§ What is being asked:
For the data below, report the number of lines that contain the string "candles" and nothing else.

§ Task material:
+-------+

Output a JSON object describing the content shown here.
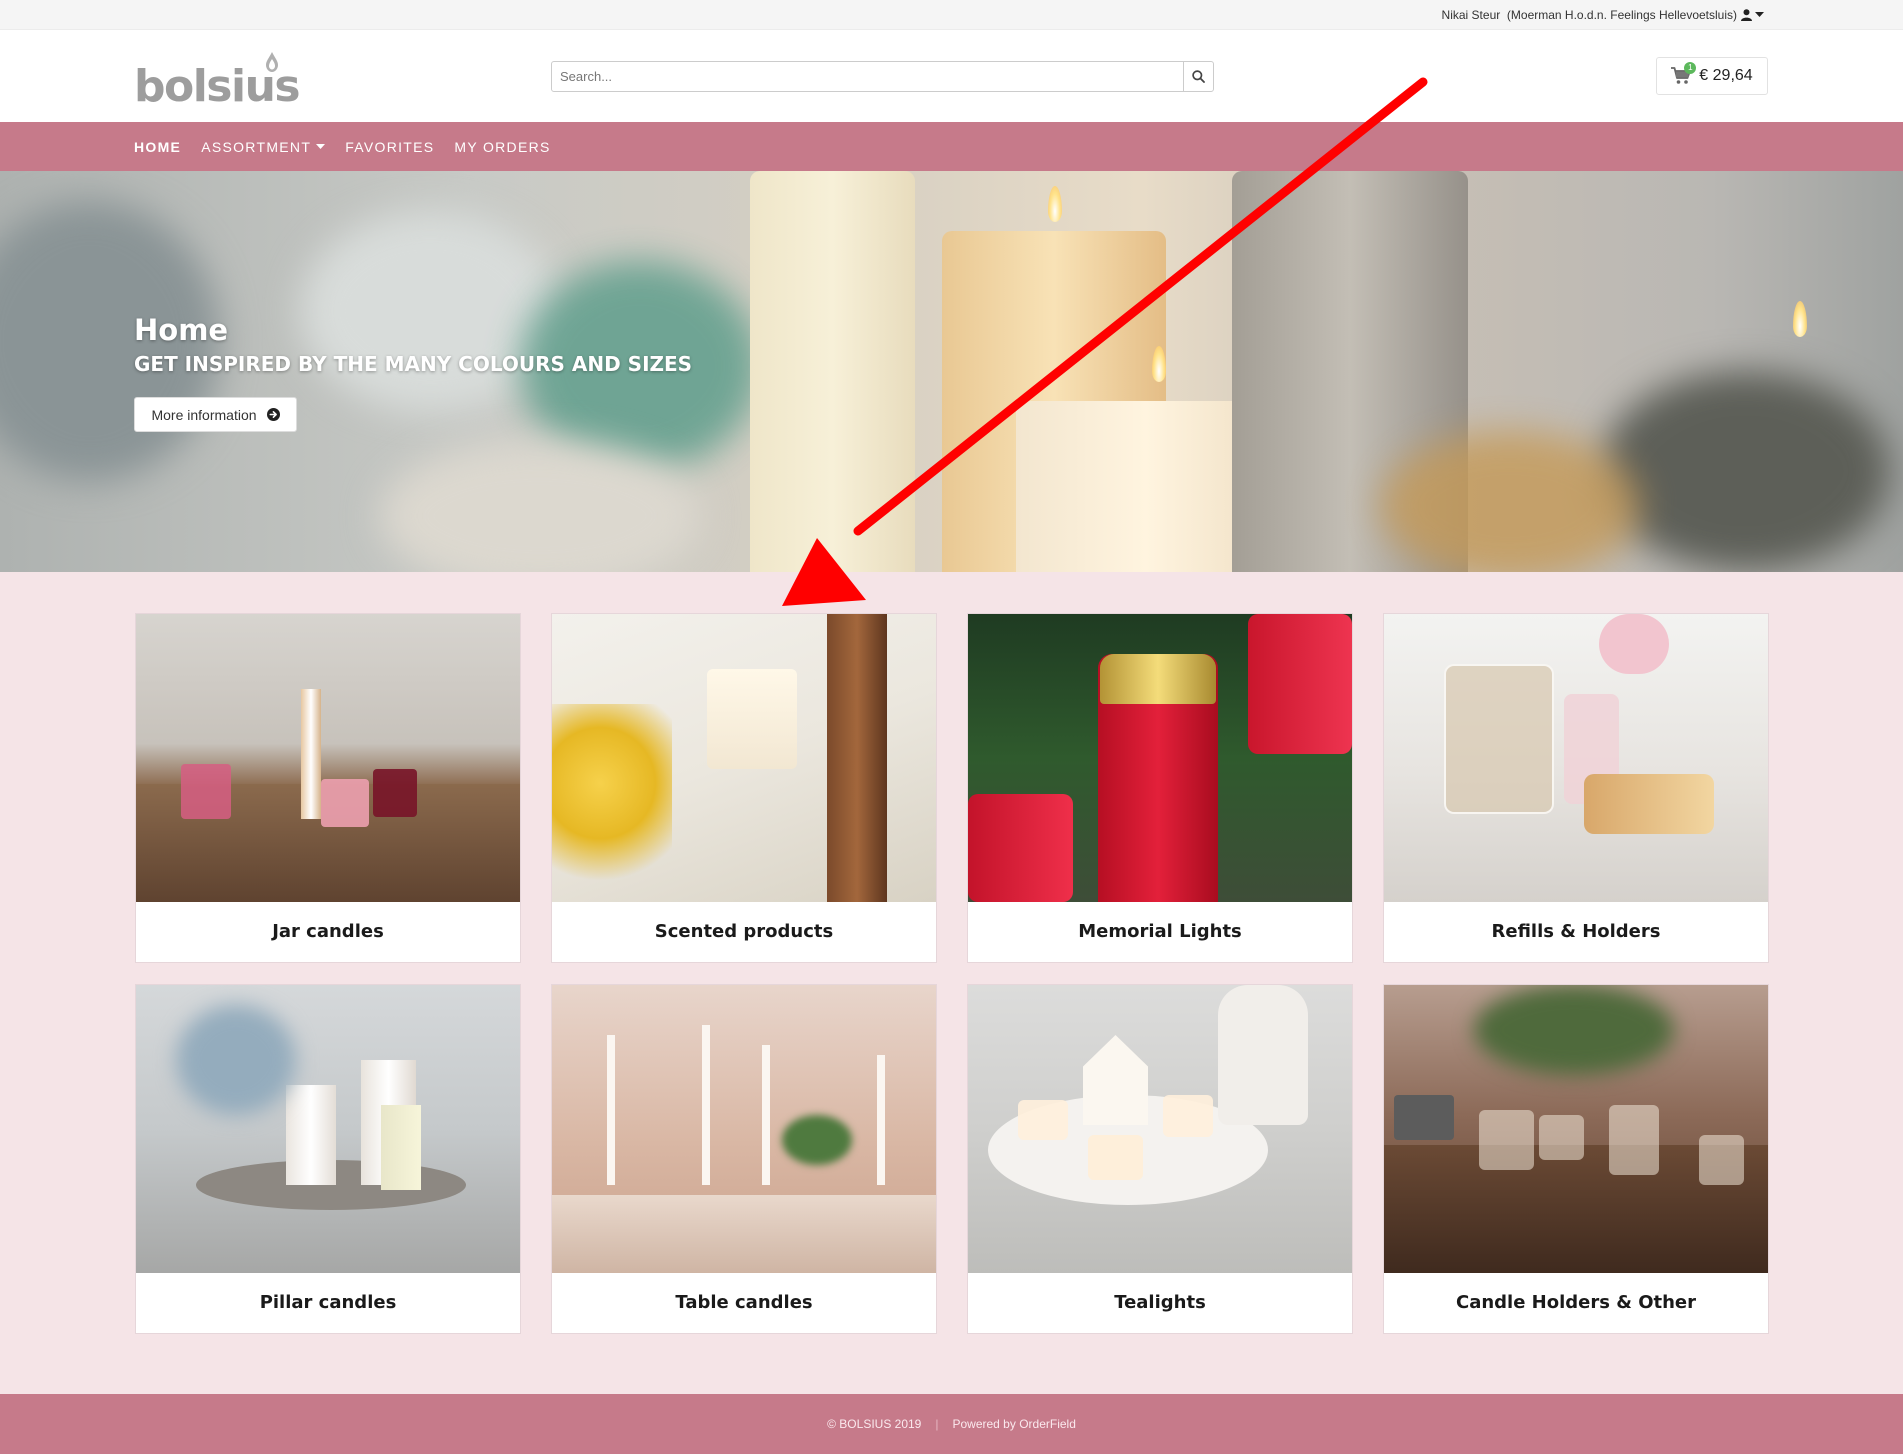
{
  "topbar": {
    "user_name": "Nikai Steur",
    "user_company": "(Moerman H.o.d.n. Feelings Hellevoetsluis)",
    "user_icon": "user-icon"
  },
  "header": {
    "logo_text": "bolsius",
    "search_placeholder": "Search...",
    "cart_count": "1",
    "cart_total": "€ 29,64"
  },
  "nav": {
    "items": [
      {
        "label": "Home",
        "active": true
      },
      {
        "label": "Assortment",
        "dropdown": true
      },
      {
        "label": "Favorites"
      },
      {
        "label": "My orders"
      }
    ]
  },
  "hero": {
    "title": "Home",
    "subtitle": "GET INSPIRED BY THE MANY COLOURS AND SIZES",
    "button_label": "More information"
  },
  "categories": [
    {
      "label": "Jar candles"
    },
    {
      "label": "Scented products"
    },
    {
      "label": "Memorial Lights"
    },
    {
      "label": "Refills & Holders"
    },
    {
      "label": "Pillar candles"
    },
    {
      "label": "Table candles"
    },
    {
      "label": "Tealights"
    },
    {
      "label": "Candle Holders & Other"
    }
  ],
  "footer": {
    "copyright": "© BOLSIUS 2019",
    "separator": "|",
    "powered_by": "Powered by OrderField"
  },
  "colors": {
    "brand_pink": "#c67a8a",
    "page_background": "#f5e4e7",
    "annotation_arrow": "#ff0000"
  }
}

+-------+

§ Finished task:
3